What do you want people to know about your graduation project?
The Astronomy Culture Centre is to deal with the gap between people and astronomy.
It is designed as an interior station where the public can engage with sky events and explore the world above with interactive galleries and simulation technology. It helps visitors to seek to understand our role in the universe and to care about the future of humanity.
What or who is your inspiration and why is following this route important to you?
‘Astronomy for All’ is the motto of the International Astronomical Union (IAU). If “All” is a very vast term to define society and its communities, “Astronomy” as a body of knowledge is also similarly vast.
However, astronomy lacks an effective way to reach the masses, and visitors find it hard to appreciate the beauty and grandeur of the universe in a traditional museum setting.
I have tried to create a virtual visitor experience that will help astronomy reach the masses.
Astronomy is not just about scientific advances or technological applications; it is also a part of humanity’s culture. It has repeatedly revolutionized the way we think, and the way we see the world and our place in the larger universe.
What has been your favourite thing about ECA and Edinburgh?

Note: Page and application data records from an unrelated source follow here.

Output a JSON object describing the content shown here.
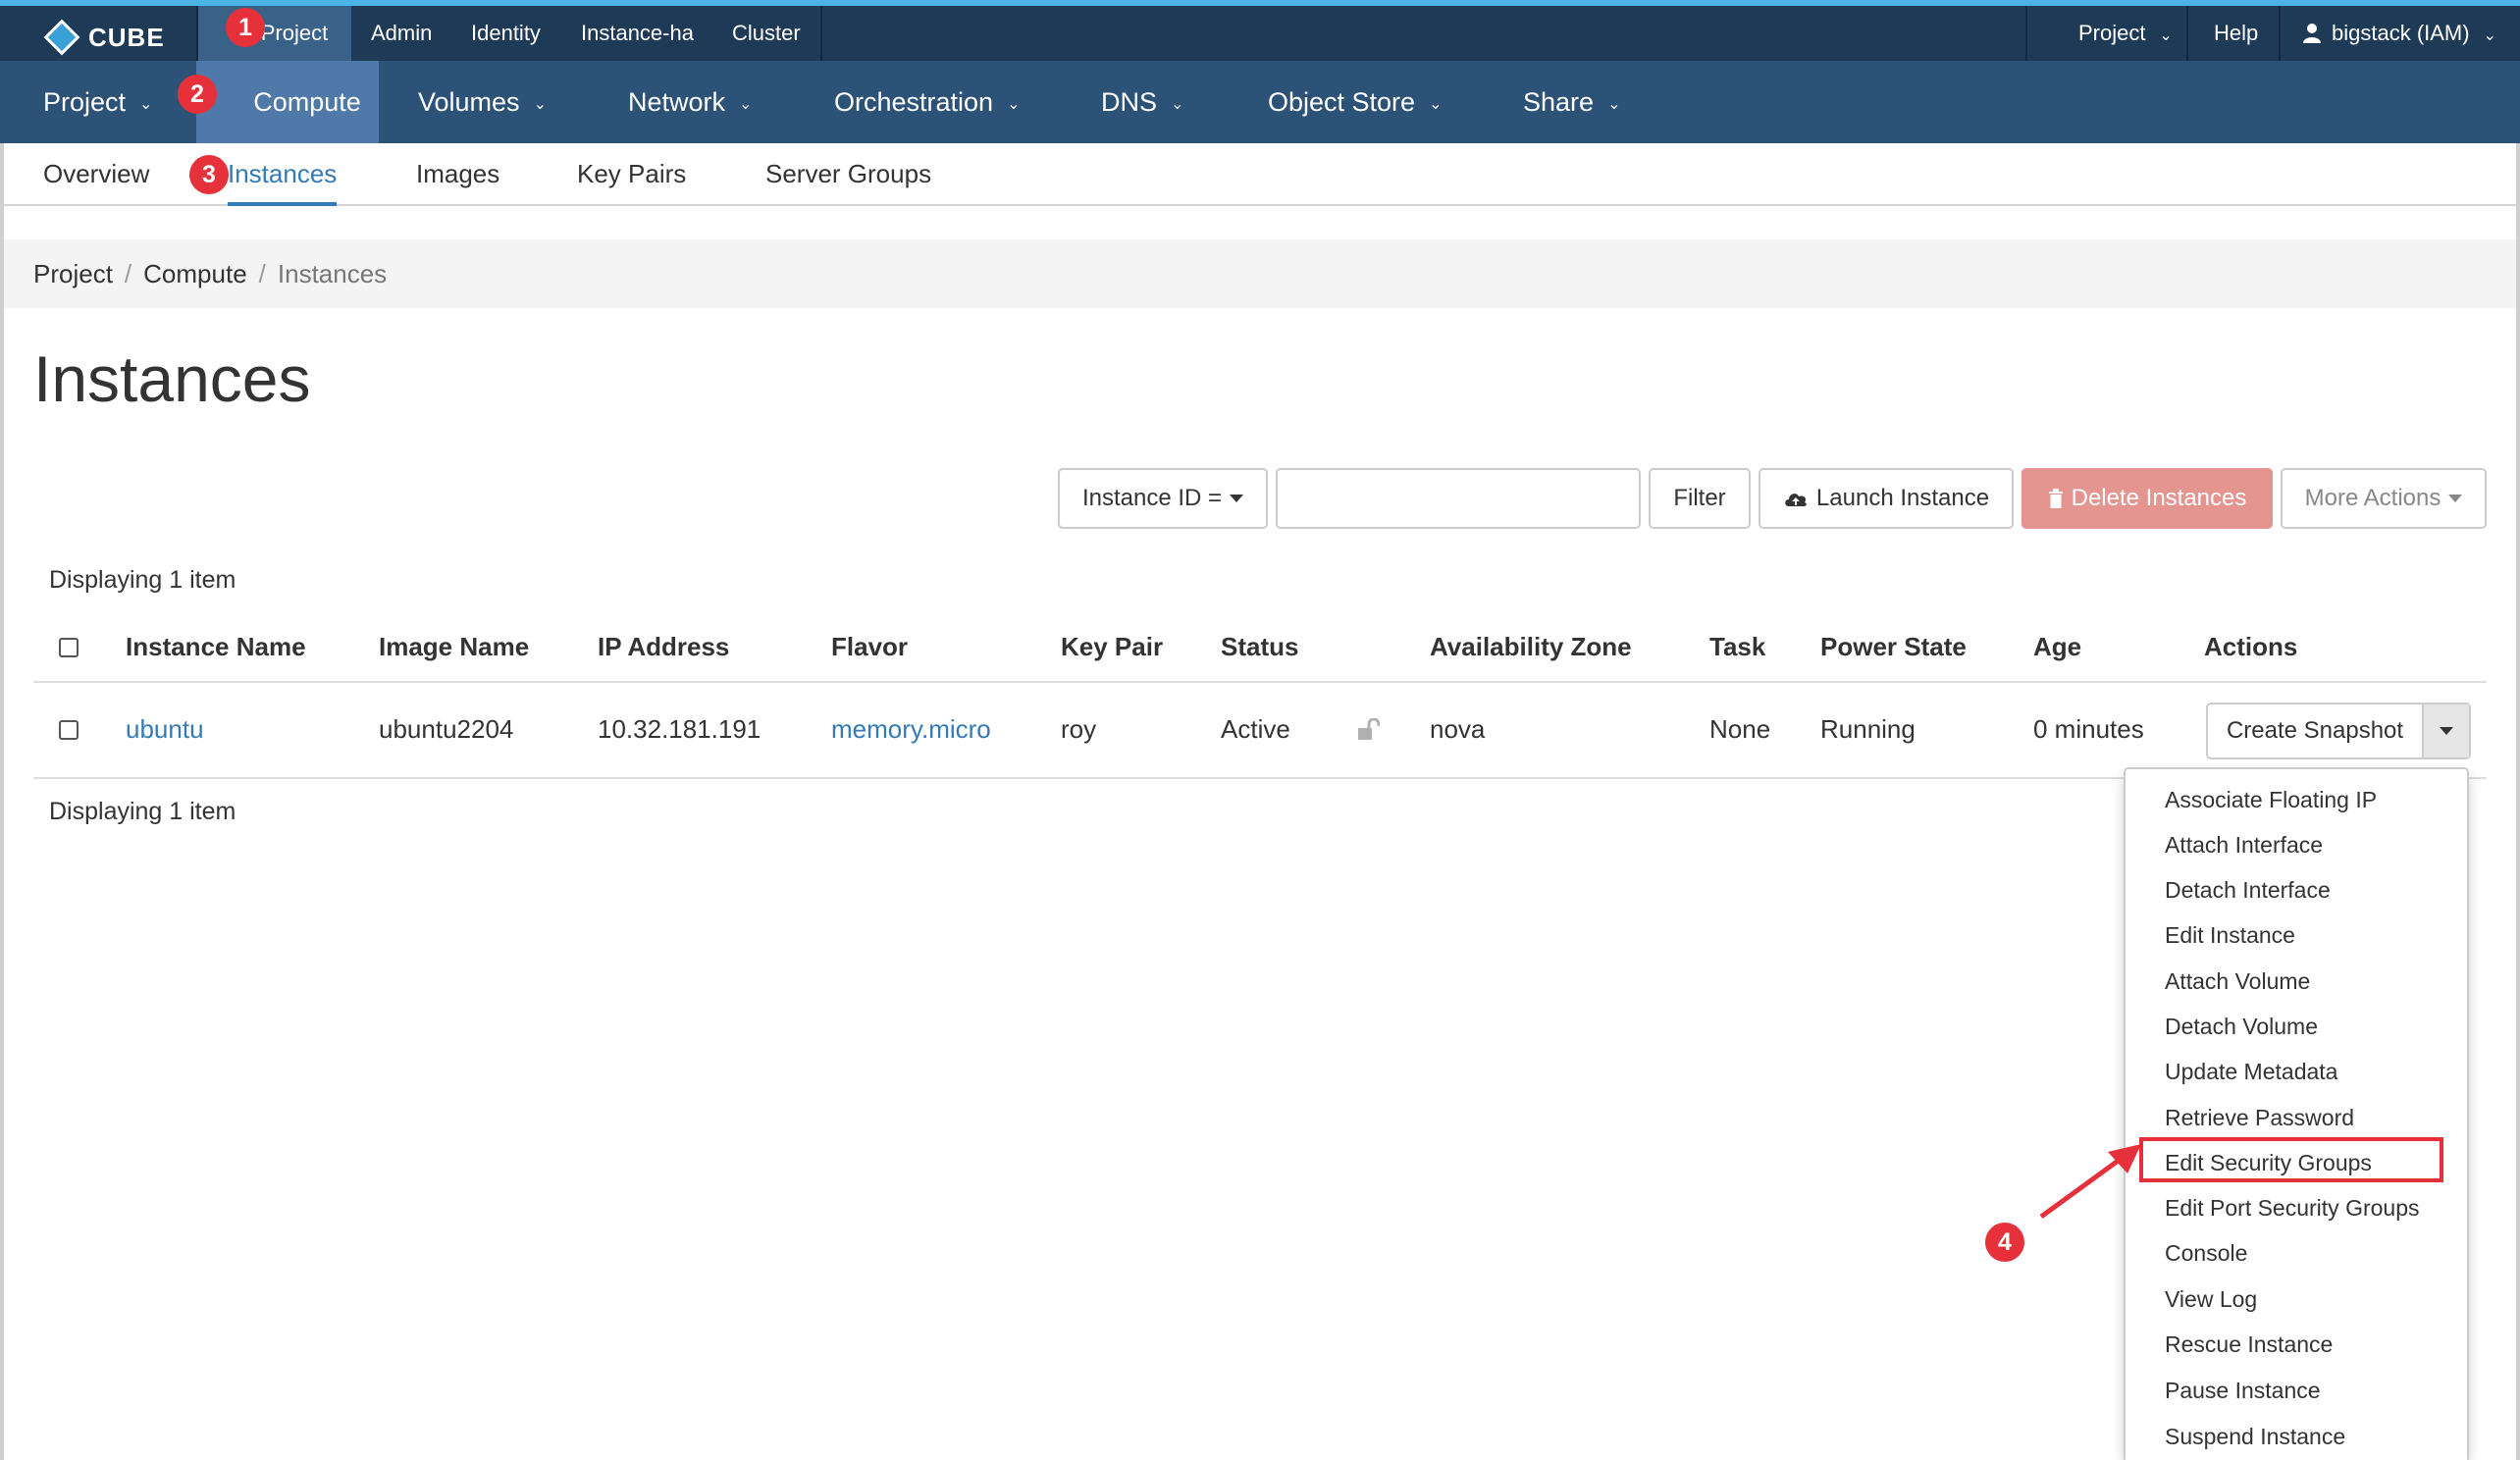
{
  "brand": {
    "name": "CUBE"
  },
  "top_nav": {
    "items": [
      "Project",
      "Admin",
      "Identity",
      "Instance-ha",
      "Cluster"
    ],
    "right": {
      "project_menu": "Project",
      "help": "Help",
      "user": "bigstack (IAM)"
    }
  },
  "main_nav": {
    "items": [
      "Project",
      "Compute",
      "Volumes",
      "Network",
      "Orchestration",
      "DNS",
      "Object Store",
      "Share"
    ]
  },
  "sub_nav": {
    "items": [
      "Overview",
      "Instances",
      "Images",
      "Key Pairs",
      "Server Groups"
    ]
  },
  "breadcrumb": [
    "Project",
    "Compute",
    "Instances"
  ],
  "page": {
    "title": "Instances"
  },
  "toolbar": {
    "filter_field": "Instance ID =",
    "filter_value": "",
    "filter_button": "Filter",
    "launch_button": "Launch Instance",
    "delete_button": "Delete Instances",
    "more_actions": "More Actions"
  },
  "table": {
    "count_label": "Displaying 1 item",
    "columns": [
      "Instance Name",
      "Image Name",
      "IP Address",
      "Flavor",
      "Key Pair",
      "Status",
      "Availability Zone",
      "Task",
      "Power State",
      "Age",
      "Actions"
    ],
    "rows": [
      {
        "name": "ubuntu",
        "image": "ubuntu2204",
        "ip": "10.32.181.191",
        "flavor": "memory.micro",
        "key_pair": "roy",
        "status": "Active",
        "zone": "nova",
        "task": "None",
        "power": "Running",
        "age": "0 minutes",
        "action": "Create Snapshot"
      }
    ]
  },
  "actions_menu": {
    "items": [
      "Associate Floating IP",
      "Attach Interface",
      "Detach Interface",
      "Edit Instance",
      "Attach Volume",
      "Detach Volume",
      "Update Metadata",
      "Retrieve Password",
      "Edit Security Groups",
      "Edit Port Security Groups",
      "Console",
      "View Log",
      "Rescue Instance",
      "Pause Instance",
      "Suspend Instance"
    ]
  },
  "annotations": {
    "step1": "1",
    "step2": "2",
    "step3": "3",
    "step4": "4"
  },
  "colors": {
    "top_bar": "#1e3a56",
    "main_nav": "#2c5277",
    "active_nav": "#4e79a8",
    "link": "#337ab7",
    "danger": "#e49590",
    "annotation": "#e6313a"
  }
}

The most memorable thing in Edinburgh is the snow-capped castle seen from Evolution House.
I also enjoyed my time spent in the ECA library with art magazines and journals. Great materials build up an artistic atmosphere, where I could be very inspired and develop my creative ideas.
What are your hopes for life after ECA? Do you have any plans?
I plan to do a Masters programme in architecture design and find an internship related to my major. I expect to work internationally in the future to do projects around the world and get in touch with different cultures.
Is there anything you’d like to share about your experience studying here?
Design students benefit a lot from sharing their ideas and getting responses from others.